Think in terms of a premium of around £1,800 over the G70 saloon. Shooting Brake prices start at just over £35,000 for the 2.0-litre petrol version - or from around £38,000 for the 2.2-litre diesel. Either way, there are three trim levels - 'Premium', 'Luxury' (around £1,600 more) and 'Sport' (around £4,000 more). These prices are comparable with the entry-level figures for cars like Audi's A4 Avant, BMW's 3 Series Touring or the Mercedes C-Class Estate, but with those models, you'll need to spend a lot more to get a comparable level of equipment to that fitted with the G70 Shooting Brake. Just about everything you can imagine is fitted as standard. Genesis doesn't have a network of UK dealerships. Instead, everything is done via so-called Genesis 'Studios' - which will be shopfronts in upmarket shopping centres. One has already been opened in London and others will follow. But you don't have to go to one of those. You simply connect with Genesis online, then you'll be allocated your own Genesis Personal Assistant who'll take you through the sales process, from test drive to delivery - and they'll deal with after-care as well. This Assistant isn't won't be salaried on commission as an ordinary car salesperson would be, so you won't get any hard sell.
In 2.2-litre diesel form, this G70 Shooting Brake is reasonably economic - quoted at 40.7-41.8mpg on the combined cycle with a CO2 best of 175g/km. With the 2.0-litre petrol engine, those readings fall to 31.6-33.1mpg, with a CO2 best of 193g/km. Insurance is rated at either 32A-39A for the petrol and 37A to 38A for the diesel. Every Genesis is covered by a 5 year Care Plan which includes scheduled servicing for 5 years or 50,000 miles. With each service visit, Genesis will collect and return the car to your door. This also applies to any necessary work required, including warranty work. You simply contact your Genesis Personal Assistant to make it happen. Who can also arrange a courtesy car. The 5 year Care Plan also includes updates to in-car navigational maps. And there's complimentary subscription to Genesis Connected Services, which will allow you to access information services from your 'phone to digitally enhance your ownership experience.

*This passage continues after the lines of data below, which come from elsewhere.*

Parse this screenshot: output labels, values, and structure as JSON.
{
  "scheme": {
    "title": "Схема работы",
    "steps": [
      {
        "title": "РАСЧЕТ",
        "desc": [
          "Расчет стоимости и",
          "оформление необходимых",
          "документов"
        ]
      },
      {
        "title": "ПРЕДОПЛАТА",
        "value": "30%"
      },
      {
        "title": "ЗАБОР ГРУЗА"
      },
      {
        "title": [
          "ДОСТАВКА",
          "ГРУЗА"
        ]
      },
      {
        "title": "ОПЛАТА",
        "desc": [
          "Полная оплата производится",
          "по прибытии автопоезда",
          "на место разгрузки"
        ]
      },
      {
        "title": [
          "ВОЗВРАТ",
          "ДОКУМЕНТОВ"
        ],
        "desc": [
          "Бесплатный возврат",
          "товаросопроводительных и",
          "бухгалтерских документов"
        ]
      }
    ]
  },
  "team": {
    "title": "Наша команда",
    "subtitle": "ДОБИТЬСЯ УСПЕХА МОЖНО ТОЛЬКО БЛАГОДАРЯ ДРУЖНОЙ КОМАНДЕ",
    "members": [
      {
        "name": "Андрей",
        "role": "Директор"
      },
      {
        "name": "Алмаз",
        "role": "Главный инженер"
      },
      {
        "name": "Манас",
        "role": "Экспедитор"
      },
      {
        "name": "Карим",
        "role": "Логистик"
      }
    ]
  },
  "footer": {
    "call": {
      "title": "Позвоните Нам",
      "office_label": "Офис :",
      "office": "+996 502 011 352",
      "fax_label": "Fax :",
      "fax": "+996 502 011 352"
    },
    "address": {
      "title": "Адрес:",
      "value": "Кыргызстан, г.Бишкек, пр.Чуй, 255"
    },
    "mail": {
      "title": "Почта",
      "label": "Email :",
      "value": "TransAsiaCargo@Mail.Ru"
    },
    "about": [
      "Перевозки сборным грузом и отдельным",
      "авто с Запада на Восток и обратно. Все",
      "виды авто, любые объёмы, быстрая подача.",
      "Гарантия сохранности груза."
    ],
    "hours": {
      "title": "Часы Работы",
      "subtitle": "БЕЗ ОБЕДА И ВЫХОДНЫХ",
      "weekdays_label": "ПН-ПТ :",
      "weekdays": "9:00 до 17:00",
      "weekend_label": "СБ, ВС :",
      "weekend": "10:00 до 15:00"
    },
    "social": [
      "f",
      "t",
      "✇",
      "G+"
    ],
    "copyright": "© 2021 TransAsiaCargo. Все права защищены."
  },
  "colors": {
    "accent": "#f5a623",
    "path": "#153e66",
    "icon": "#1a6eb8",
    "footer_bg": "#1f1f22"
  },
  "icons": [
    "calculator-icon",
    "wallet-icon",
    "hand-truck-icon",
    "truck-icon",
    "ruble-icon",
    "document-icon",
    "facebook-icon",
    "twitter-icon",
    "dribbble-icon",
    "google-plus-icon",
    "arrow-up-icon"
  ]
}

Genesis is shooting for the stars in this segment with this estate, the stars in question primarily being the BMW 3 Series Touring, the Audi A4 Avant and the Mercedes C-Class Estate. To be frank, more realistic targets in this class lie with models like the Volvo V60 and the Volkswagen Arteon Shooting Brake. Maybe also, if you're being very left-field, Subaru's Levorg and the Peugeot 508 SW PSE. All these models are pretty desirable, but for a small select group of potential customers in this class, this G70 Shooting Brake might prove to be more desirable still. It looks good, handles well and is beautifully finished inside. An equally big draw will be the class leading level of customer service back-up. And relatively affordable prices. In the demerit column lies not particularly stellar levels of efficiency from the two conventional engines. To succeed, Genesis needs to produce more slightly quirky cars like this. We think the right kind of buyer might quite enjoy this one.